Behaviour can include nude or semi-nude still images or video captured of oneself, or of oneself and a sexual partner, ‘sexually suggestive messages’ including written texts sent via mobile or smart phone device, or through emails or instant messages in online chat programs.

Images or videos that are not self-produced, for example, images or videos that have been downloaded of others – not of oneself – from the internet are not included in the definition of sexting.

  • When young people under the age of 18 years are involved, sexting is considered as a form of child pornography and treated as a crime.
  • Although Western Australia’s laws consider the age of 16 years as the age of consent for sex or sexting, the national law of Australia bans sexting for anyone under the age of 18 years.

This law applies to anyone using the Internet or a mobile phone despite the different laws in Western Australia.

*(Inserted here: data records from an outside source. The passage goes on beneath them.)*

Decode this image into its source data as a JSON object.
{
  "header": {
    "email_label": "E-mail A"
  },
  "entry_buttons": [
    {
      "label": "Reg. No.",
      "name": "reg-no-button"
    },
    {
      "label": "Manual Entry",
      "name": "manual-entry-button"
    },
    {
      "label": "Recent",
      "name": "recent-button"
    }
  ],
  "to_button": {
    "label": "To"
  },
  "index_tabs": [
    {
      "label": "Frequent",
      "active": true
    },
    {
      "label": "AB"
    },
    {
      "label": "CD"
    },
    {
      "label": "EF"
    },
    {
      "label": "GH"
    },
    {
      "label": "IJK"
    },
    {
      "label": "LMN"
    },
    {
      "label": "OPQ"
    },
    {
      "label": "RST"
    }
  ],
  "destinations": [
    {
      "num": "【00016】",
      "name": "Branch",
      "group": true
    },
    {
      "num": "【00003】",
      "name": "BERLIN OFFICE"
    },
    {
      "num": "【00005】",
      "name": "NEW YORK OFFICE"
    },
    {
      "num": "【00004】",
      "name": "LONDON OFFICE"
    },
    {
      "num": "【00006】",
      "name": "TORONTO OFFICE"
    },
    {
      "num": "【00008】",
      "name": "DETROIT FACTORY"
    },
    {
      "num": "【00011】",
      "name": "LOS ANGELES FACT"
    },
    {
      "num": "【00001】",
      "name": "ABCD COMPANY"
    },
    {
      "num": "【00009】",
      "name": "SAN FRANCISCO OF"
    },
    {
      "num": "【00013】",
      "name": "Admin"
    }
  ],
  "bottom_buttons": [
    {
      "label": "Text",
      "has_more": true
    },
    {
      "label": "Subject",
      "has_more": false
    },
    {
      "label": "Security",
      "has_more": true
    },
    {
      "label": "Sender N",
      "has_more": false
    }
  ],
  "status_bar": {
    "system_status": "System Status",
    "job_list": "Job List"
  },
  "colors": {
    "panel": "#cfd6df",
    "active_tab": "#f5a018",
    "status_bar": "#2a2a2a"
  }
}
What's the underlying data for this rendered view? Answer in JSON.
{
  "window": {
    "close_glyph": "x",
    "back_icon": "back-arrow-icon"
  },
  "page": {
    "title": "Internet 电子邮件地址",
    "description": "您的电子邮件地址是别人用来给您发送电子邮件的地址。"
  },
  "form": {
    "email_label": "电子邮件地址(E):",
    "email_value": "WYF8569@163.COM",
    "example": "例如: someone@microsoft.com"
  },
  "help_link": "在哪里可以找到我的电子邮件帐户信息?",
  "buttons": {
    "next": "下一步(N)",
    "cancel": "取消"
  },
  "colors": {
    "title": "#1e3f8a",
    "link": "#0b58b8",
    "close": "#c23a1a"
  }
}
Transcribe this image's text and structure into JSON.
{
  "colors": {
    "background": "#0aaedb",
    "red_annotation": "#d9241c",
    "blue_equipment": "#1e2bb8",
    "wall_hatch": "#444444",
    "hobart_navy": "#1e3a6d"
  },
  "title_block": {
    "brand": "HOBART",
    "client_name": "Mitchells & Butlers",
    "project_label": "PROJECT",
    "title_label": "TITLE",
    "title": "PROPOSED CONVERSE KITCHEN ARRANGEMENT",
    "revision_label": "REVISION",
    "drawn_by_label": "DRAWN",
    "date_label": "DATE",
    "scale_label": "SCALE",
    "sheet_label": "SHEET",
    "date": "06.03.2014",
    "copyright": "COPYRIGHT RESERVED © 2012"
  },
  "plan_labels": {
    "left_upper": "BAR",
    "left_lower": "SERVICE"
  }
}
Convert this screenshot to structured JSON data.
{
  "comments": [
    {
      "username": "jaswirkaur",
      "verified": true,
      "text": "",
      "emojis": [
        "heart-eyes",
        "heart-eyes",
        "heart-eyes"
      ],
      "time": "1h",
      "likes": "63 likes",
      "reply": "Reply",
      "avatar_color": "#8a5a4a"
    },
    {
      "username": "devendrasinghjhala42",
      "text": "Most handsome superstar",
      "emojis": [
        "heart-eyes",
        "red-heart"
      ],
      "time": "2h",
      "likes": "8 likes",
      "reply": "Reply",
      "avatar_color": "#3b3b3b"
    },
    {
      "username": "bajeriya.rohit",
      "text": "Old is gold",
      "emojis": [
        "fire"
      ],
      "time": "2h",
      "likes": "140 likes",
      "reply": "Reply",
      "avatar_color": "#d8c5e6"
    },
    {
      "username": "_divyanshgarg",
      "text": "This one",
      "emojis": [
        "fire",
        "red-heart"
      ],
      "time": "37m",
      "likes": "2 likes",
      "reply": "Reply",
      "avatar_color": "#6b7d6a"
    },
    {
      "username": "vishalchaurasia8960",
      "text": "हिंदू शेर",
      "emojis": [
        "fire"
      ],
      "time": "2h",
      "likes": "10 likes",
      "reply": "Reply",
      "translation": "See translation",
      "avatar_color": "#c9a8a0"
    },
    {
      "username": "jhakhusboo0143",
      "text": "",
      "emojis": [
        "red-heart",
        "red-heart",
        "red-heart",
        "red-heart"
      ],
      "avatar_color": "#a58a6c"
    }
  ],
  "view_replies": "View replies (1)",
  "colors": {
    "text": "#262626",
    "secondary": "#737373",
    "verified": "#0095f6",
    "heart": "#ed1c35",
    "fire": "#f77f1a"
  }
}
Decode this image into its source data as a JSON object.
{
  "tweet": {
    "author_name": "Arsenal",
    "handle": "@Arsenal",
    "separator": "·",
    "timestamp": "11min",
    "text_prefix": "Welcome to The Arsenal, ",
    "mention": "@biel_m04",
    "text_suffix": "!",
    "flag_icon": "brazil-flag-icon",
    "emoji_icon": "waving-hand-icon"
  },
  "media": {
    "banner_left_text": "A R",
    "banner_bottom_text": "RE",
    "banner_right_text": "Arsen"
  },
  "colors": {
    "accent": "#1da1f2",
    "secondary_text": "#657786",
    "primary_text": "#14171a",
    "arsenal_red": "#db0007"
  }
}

  • The maximum jail sentence for child pornography is up to 15 years, and can additionally place the culprit on the sex offender register.
  • An image is considered as child pornography if a young person is showing their private parts, posing in a sexual way, undertaking a sexual act or in the presence of someone who is doing any of these. Child pornography can include either real life or photo-shopped pictures.
  • Sexting is not necessarily punished as severely as child pornography. When child pornography laws passed, no one realised that they might one day be used against young people who took pictures of themselves or of others their own age. As such, the police may not enforce child pornography laws and instead decide to do one of the following:
    • Charge the offender with a lesser crime (such as posting an indecent picture, which has a maximum penalty of 12 months in prison).
    • Send the offender to youth justice conferencing.
    • Give the offender a warning.
    • Let the parents or school decide the final punishment.
  • These punishments not only apply to those who have received or distributed sexts/sexual images. Even if a young person has taken a photo of his/herself and sent it willingly, the above legal consequences can apply.
  • Speak with your child and inform them about the legal consequences of sexting. Let them know that sending or possessing child pornography is illegal in Australia. Encourage them to be careful about sending and sharing sexual images through their phone or the Internet, even if this is with consent.

We recommend checking out these helpful articles in the Beacon app:

  • Sending nutes and secting: Talk early, talk often by The eSafety Office
  • Conversation starts: sexting by The eSafety Office
  • Sexting and where you stand when it comes to the law by ySafe

Simply search these titles in the FOR YOU menu or type 'sexting' for a full list of helpful articles and videos.

For further information and support regarding the legal consequences of sexting, please contact the following organisations:

To seek professional support for you or your child, we recommend any of the Support Services in the SUPPORT section of the Beacon app including: